_What is needed_
Once the pictures are removed, restate the data below word for word.

_Dataset excerpts_
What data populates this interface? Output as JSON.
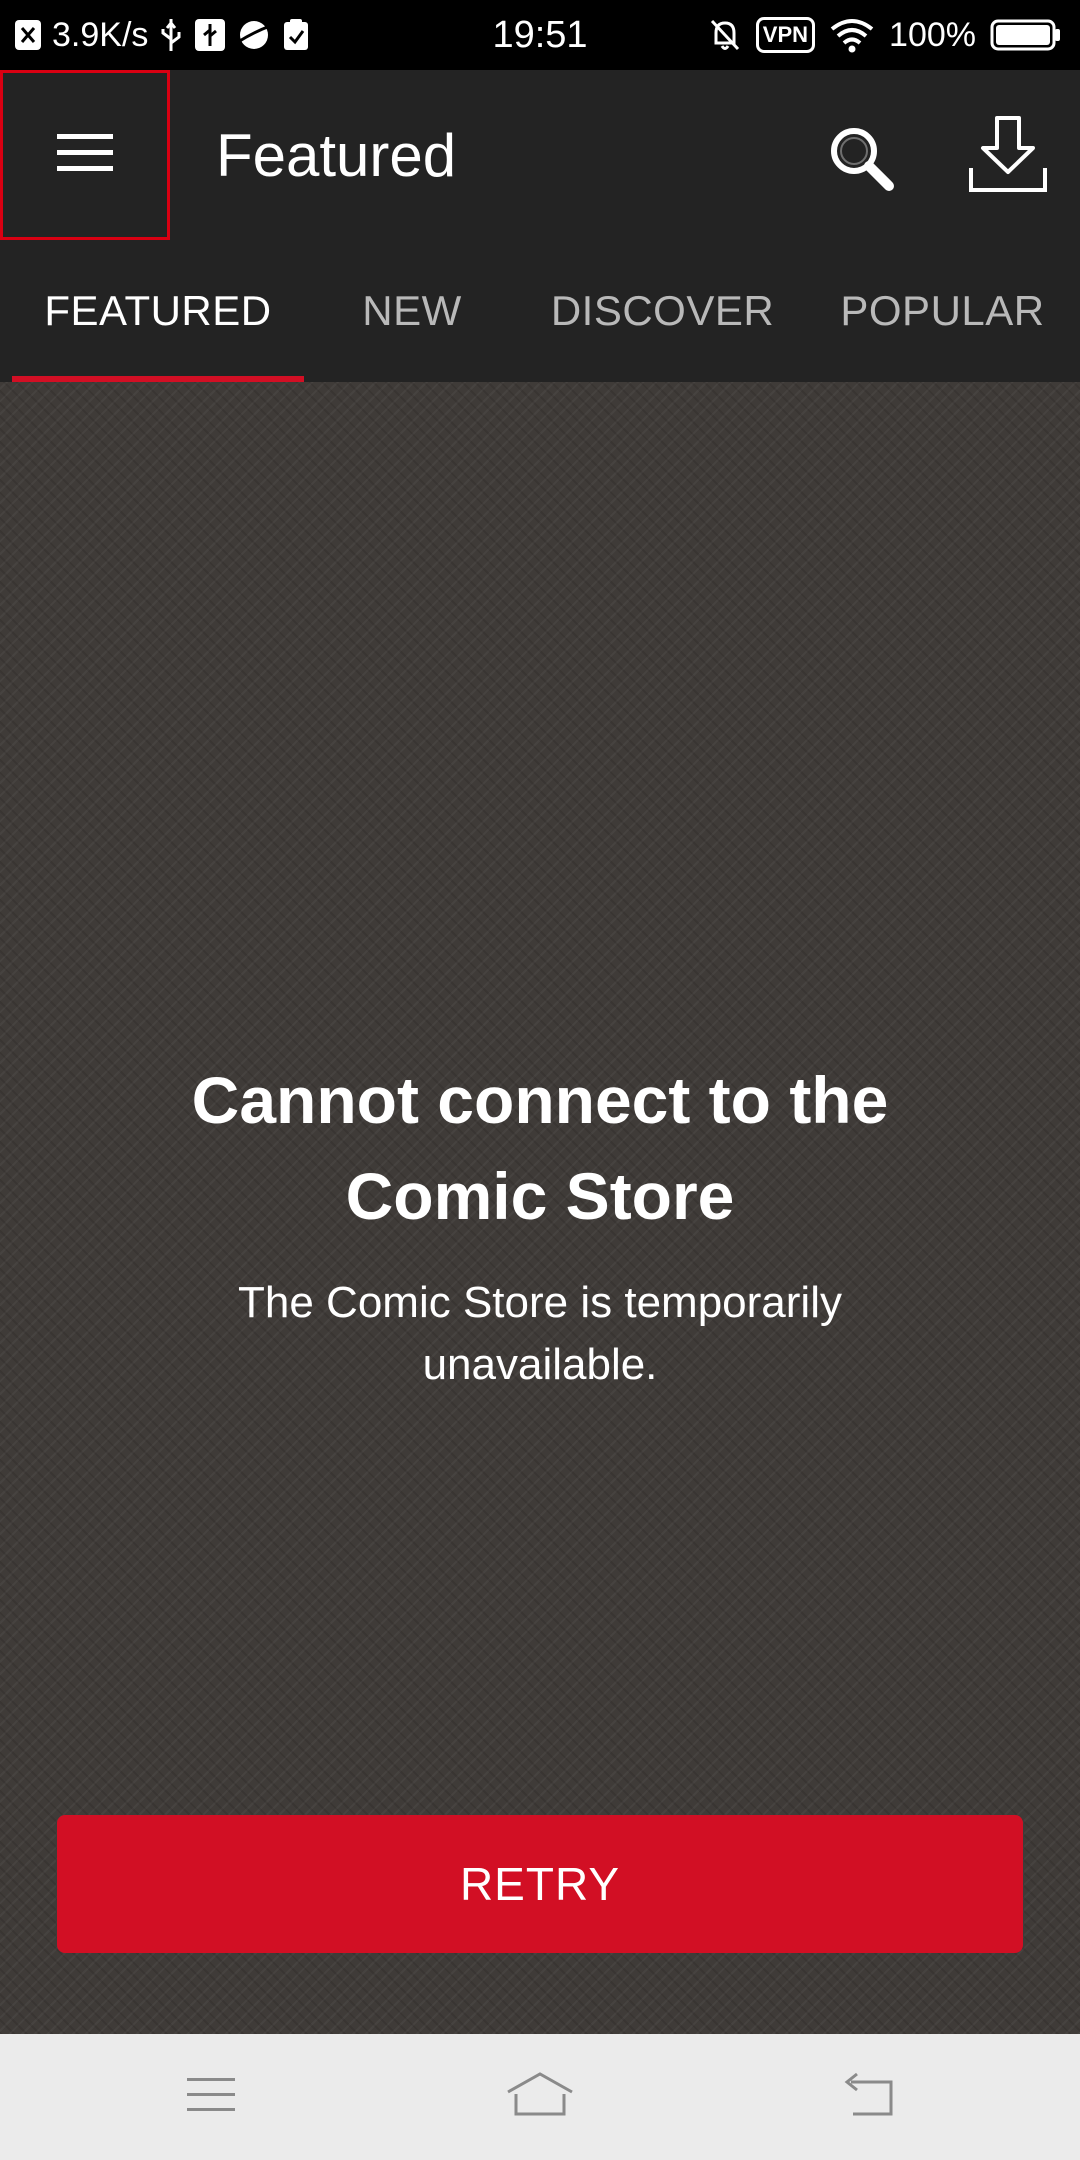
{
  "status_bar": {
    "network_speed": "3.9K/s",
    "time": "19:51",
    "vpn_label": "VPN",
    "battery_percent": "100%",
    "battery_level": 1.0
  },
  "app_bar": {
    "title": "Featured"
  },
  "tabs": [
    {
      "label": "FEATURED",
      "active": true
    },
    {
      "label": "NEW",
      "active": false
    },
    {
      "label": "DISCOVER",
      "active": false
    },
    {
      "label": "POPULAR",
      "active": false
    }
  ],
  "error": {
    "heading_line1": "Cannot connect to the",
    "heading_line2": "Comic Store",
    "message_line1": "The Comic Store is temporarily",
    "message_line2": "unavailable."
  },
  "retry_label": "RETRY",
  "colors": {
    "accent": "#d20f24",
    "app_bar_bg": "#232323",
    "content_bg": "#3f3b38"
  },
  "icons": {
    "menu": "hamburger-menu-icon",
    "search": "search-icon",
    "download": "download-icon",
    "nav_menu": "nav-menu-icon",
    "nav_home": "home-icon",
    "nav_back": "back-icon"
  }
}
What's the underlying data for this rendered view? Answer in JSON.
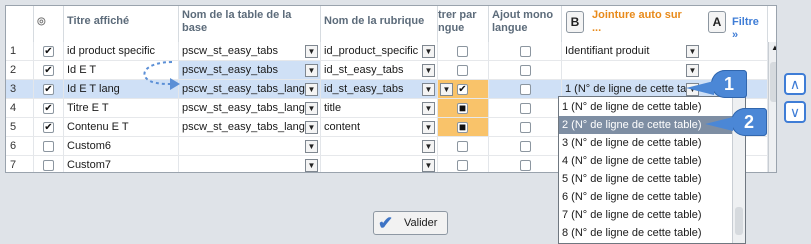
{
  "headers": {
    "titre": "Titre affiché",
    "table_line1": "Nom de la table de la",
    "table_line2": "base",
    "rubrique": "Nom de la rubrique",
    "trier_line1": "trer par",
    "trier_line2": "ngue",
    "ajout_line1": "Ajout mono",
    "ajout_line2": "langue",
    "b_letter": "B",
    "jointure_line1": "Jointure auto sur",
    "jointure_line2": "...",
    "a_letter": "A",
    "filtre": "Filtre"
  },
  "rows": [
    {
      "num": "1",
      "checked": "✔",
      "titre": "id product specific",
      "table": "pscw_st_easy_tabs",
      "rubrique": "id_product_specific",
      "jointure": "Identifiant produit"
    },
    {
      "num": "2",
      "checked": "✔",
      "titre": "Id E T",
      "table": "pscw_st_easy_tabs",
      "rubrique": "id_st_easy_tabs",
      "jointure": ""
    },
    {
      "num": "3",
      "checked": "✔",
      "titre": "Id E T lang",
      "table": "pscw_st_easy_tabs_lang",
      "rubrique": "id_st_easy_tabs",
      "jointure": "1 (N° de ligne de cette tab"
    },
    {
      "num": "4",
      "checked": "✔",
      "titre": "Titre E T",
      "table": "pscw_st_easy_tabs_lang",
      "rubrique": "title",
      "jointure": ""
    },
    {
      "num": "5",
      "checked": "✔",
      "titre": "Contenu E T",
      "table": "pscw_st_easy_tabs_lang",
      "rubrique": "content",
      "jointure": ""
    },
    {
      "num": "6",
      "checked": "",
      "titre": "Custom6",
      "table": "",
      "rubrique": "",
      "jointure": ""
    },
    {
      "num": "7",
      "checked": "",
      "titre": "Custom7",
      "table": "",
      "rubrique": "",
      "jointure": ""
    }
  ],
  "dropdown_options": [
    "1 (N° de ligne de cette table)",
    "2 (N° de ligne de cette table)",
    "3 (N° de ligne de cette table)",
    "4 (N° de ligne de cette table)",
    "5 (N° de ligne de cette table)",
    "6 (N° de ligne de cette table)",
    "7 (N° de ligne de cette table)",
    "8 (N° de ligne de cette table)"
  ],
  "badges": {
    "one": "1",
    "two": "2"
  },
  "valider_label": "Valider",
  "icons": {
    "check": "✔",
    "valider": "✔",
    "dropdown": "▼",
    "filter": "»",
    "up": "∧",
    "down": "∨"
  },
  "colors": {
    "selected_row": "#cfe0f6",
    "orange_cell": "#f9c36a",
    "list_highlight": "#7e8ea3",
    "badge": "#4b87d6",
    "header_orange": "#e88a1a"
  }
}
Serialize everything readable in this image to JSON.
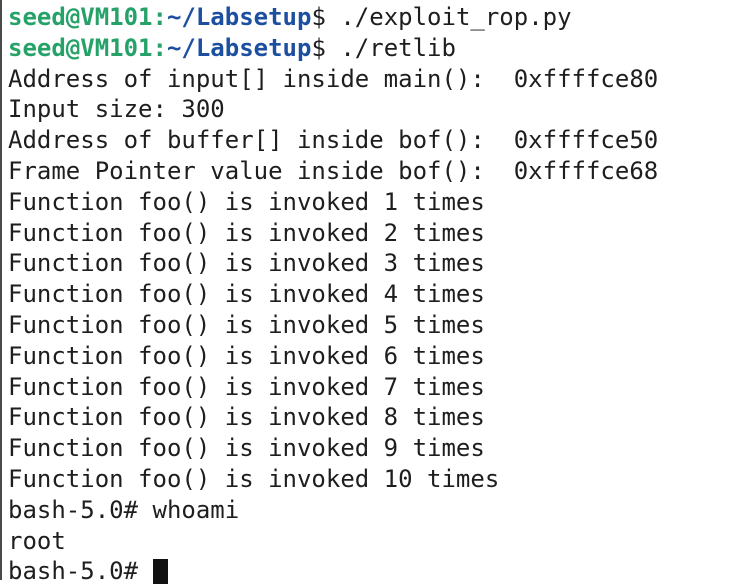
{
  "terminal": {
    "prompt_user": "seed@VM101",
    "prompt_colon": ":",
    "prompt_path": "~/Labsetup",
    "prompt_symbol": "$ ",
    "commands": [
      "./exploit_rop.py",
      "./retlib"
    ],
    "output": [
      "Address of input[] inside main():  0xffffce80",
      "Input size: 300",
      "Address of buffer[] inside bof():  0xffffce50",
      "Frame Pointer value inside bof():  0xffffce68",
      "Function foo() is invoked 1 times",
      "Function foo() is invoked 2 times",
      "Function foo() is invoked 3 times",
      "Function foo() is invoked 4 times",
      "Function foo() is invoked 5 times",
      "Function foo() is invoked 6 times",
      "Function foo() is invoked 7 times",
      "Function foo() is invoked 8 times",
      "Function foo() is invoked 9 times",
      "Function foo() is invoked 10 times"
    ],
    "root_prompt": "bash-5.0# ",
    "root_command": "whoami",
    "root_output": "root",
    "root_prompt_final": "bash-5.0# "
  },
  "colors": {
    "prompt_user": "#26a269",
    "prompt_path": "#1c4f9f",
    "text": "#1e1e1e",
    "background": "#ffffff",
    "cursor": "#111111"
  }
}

_Written answer_
What data populates this interface? Output as JSON.
{
  "status_bar": {
    "network_speed": "3.9K/s",
    "time": "19:51",
    "vpn_label": "VPN",
    "battery_percent": "100%",
    "battery_level": 1.0
  },
  "app_bar": {
    "title": "Featured"
  },
  "tabs": [
    {
      "label": "FEATURED",
      "active": true
    },
    {
      "label": "NEW",
      "active": false
    },
    {
      "label": "DISCOVER",
      "active": false
    },
    {
      "label": "POPULAR",
      "active": false
    }
  ],
  "error": {
    "heading_line1": "Cannot connect to the",
    "heading_line2": "Comic Store",
    "message_line1": "The Comic Store is temporarily",
    "message_line2": "unavailable."
  },
  "retry_label": "RETRY",
  "colors": {
    "accent": "#d20f24",
    "app_bar_bg": "#232323",
    "content_bg": "#3f3b38"
  },
  "icons": {
    "menu": "hamburger-menu-icon",
    "search": "search-icon",
    "download": "download-icon",
    "nav_menu": "nav-menu-icon",
    "nav_home": "home-icon",
    "nav_back": "back-icon"
  }
}
What's the underlying data for this rendered view? Answer in JSON.
{
  "headers": {
    "titre": "Titre affiché",
    "table_line1": "Nom de la table de la",
    "table_line2": "base",
    "rubrique": "Nom de la rubrique",
    "trier_line1": "trer par",
    "trier_line2": "ngue",
    "ajout_line1": "Ajout mono",
    "ajout_line2": "langue",
    "b_letter": "B",
    "jointure_line1": "Jointure auto sur",
    "jointure_line2": "...",
    "a_letter": "A",
    "filtre": "Filtre"
  },
  "rows": [
    {
      "num": "1",
      "checked": "✔",
      "titre": "id product specific",
      "table": "pscw_st_easy_tabs",
      "rubrique": "id_product_specific",
      "jointure": "Identifiant produit"
    },
    {
      "num": "2",
      "checked": "✔",
      "titre": "Id E T",
      "table": "pscw_st_easy_tabs",
      "rubrique": "id_st_easy_tabs",
      "jointure": ""
    },
    {
      "num": "3",
      "checked": "✔",
      "titre": "Id E T lang",
      "table": "pscw_st_easy_tabs_lang",
      "rubrique": "id_st_easy_tabs",
      "jointure": "1 (N° de ligne de cette tab"
    },
    {
      "num": "4",
      "checked": "✔",
      "titre": "Titre E T",
      "table": "pscw_st_easy_tabs_lang",
      "rubrique": "title",
      "jointure": ""
    },
    {
      "num": "5",
      "checked": "✔",
      "titre": "Contenu E T",
      "table": "pscw_st_easy_tabs_lang",
      "rubrique": "content",
      "jointure": ""
    },
    {
      "num": "6",
      "checked": "",
      "titre": "Custom6",
      "table": "",
      "rubrique": "",
      "jointure": ""
    },
    {
      "num": "7",
      "checked": "",
      "titre": "Custom7",
      "table": "",
      "rubrique": "",
      "jointure": ""
    }
  ],
  "dropdown_options": [
    "1 (N° de ligne de cette table)",
    "2 (N° de ligne de cette table)",
    "3 (N° de ligne de cette table)",
    "4 (N° de ligne de cette table)",
    "5 (N° de ligne de cette table)",
    "6 (N° de ligne de cette table)",
    "7 (N° de ligne de cette table)",
    "8 (N° de ligne de cette table)"
  ],
  "badges": {
    "one": "1",
    "two": "2"
  },
  "valider_label": "Valider",
  "icons": {
    "check": "✔",
    "valider": "✔",
    "dropdown": "▼",
    "filter": "»",
    "up": "∧",
    "down": "∨"
  },
  "colors": {
    "selected_row": "#cfe0f6",
    "orange_cell": "#f9c36a",
    "list_highlight": "#7e8ea3",
    "badge": "#4b87d6",
    "header_orange": "#e88a1a"
  }
}
Serialize everything readable in this image to JSON.
{
  "terminal": {
    "prompt_user": "seed@VM101",
    "prompt_colon": ":",
    "prompt_path": "~/Labsetup",
    "prompt_symbol": "$ ",
    "commands": [
      "./exploit_rop.py",
      "./retlib"
    ],
    "output": [
      "Address of input[] inside main():  0xffffce80",
      "Input size: 300",
      "Address of buffer[] inside bof():  0xffffce50",
      "Frame Pointer value inside bof():  0xffffce68",
      "Function foo() is invoked 1 times",
      "Function foo() is invoked 2 times",
      "Function foo() is invoked 3 times",
      "Function foo() is invoked 4 times",
      "Function foo() is invoked 5 times",
      "Function foo() is invoked 6 times",
      "Function foo() is invoked 7 times",
      "Function foo() is invoked 8 times",
      "Function foo() is invoked 9 times",
      "Function foo() is invoked 10 times"
    ],
    "root_prompt": "bash-5.0# ",
    "root_command": "whoami",
    "root_output": "root",
    "root_prompt_final": "bash-5.0# "
  },
  "colors": {
    "prompt_user": "#26a269",
    "prompt_path": "#1c4f9f",
    "text": "#1e1e1e",
    "background": "#ffffff",
    "cursor": "#111111"
  }
}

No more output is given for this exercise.